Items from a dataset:
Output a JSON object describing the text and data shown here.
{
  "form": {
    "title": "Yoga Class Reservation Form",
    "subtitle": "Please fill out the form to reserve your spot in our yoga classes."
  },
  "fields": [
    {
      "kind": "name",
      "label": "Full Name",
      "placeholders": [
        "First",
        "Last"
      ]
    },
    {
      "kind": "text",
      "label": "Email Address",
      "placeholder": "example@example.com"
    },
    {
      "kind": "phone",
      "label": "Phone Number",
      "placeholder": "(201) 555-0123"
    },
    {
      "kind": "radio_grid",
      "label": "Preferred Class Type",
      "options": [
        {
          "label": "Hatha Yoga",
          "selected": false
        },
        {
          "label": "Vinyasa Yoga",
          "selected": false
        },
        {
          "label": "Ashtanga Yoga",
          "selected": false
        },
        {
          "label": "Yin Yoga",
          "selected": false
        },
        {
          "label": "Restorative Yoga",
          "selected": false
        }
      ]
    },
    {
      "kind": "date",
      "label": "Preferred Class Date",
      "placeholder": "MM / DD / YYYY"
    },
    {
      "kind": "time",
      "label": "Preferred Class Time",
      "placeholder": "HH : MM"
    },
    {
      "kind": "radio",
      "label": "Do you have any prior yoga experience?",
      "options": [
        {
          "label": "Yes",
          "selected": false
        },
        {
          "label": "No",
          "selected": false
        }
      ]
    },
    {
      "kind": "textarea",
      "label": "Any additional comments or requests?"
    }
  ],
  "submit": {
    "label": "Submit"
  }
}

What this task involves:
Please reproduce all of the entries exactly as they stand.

Result for this exercise:
Output a JSON object describing the text and data shown here.
{
  "form": {
    "title": "Yoga Class Reservation Form",
    "subtitle": "Please fill out the form to reserve your spot in our yoga classes."
  },
  "fields": [
    {
      "kind": "name",
      "label": "Full Name",
      "placeholders": [
        "First",
        "Last"
      ]
    },
    {
      "kind": "text",
      "label": "Email Address",
      "placeholder": "example@example.com"
    },
    {
      "kind": "phone",
      "label": "Phone Number",
      "placeholder": "(201) 555-0123"
    },
    {
      "kind": "radio_grid",
      "label": "Preferred Class Type",
      "options": [
        {
          "label": "Hatha Yoga",
          "selected": false
        },
        {
          "label": "Vinyasa Yoga",
          "selected": false
        },
        {
          "label": "Ashtanga Yoga",
          "selected": false
        },
        {
          "label": "Yin Yoga",
          "selected": false
        },
        {
          "label": "Restorative Yoga",
          "selected": false
        }
      ]
    },
    {
      "kind": "date",
      "label": "Preferred Class Date",
      "placeholder": "MM / DD / YYYY"
    },
    {
      "kind": "time",
      "label": "Preferred Class Time",
      "placeholder": "HH : MM"
    },
    {
      "kind": "radio",
      "label": "Do you have any prior yoga experience?",
      "options": [
        {
          "label": "Yes",
          "selected": false
        },
        {
          "label": "No",
          "selected": false
        }
      ]
    },
    {
      "kind": "textarea",
      "label": "Any additional comments or requests?"
    }
  ],
  "submit": {
    "label": "Submit"
  }
}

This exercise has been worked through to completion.